Search the listing below for lines that hold the word "Much", and report only how many there are.

*** RECORD EXCERPTS Section Begins ***

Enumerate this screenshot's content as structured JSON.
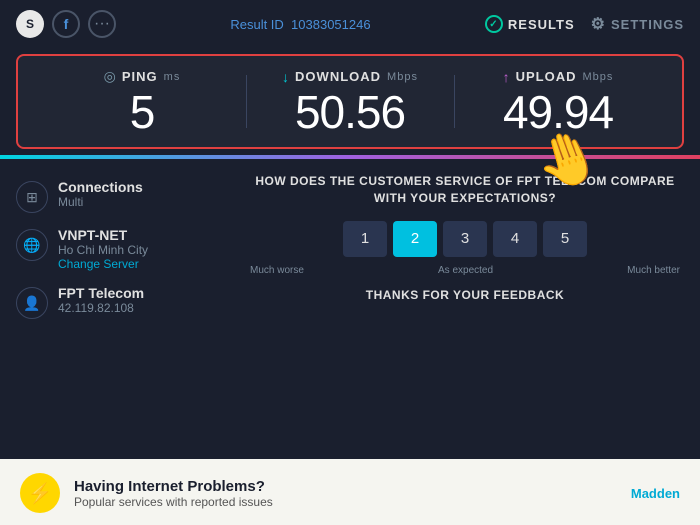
{
  "header": {
    "result_label": "Result ID",
    "result_id": "10383051246",
    "results_label": "RESULTS",
    "settings_label": "SETTINGS"
  },
  "speed": {
    "ping_label": "PING",
    "ping_unit": "ms",
    "ping_value": "5",
    "download_label": "DOWNLOAD",
    "download_unit": "Mbps",
    "download_value": "50.56",
    "upload_label": "UPLOAD",
    "upload_unit": "Mbps",
    "upload_value": "49.94"
  },
  "connection": {
    "connections_label": "Connections",
    "connections_value": "Multi",
    "isp_label": "VNPT-NET",
    "isp_city": "Ho Chi Minh City",
    "change_server_label": "Change Server",
    "provider_label": "FPT Telecom",
    "provider_ip": "42.119.82.108"
  },
  "survey": {
    "question": "HOW DOES THE CUSTOMER SERVICE OF FPT TELECOM COMPARE WITH YOUR EXPECTATIONS?",
    "options": [
      "1",
      "2",
      "3",
      "4",
      "5"
    ],
    "active_option": 1,
    "label_left": "Much worse",
    "label_center": "As expected",
    "label_right": "Much better",
    "thanks_text": "THANKS FOR YOUR FEEDBACK"
  },
  "bottom": {
    "title": "Having Internet Problems?",
    "subtitle": "Popular services with reported issues",
    "link_text": "Madden"
  }
}
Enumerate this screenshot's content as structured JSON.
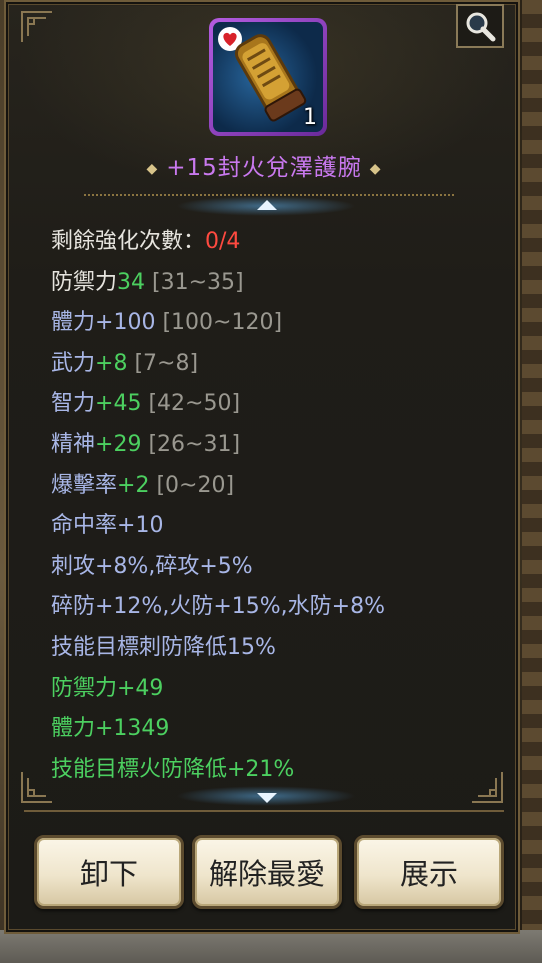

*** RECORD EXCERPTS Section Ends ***

**RESPONSE FOR THIS EXERCISE:** 2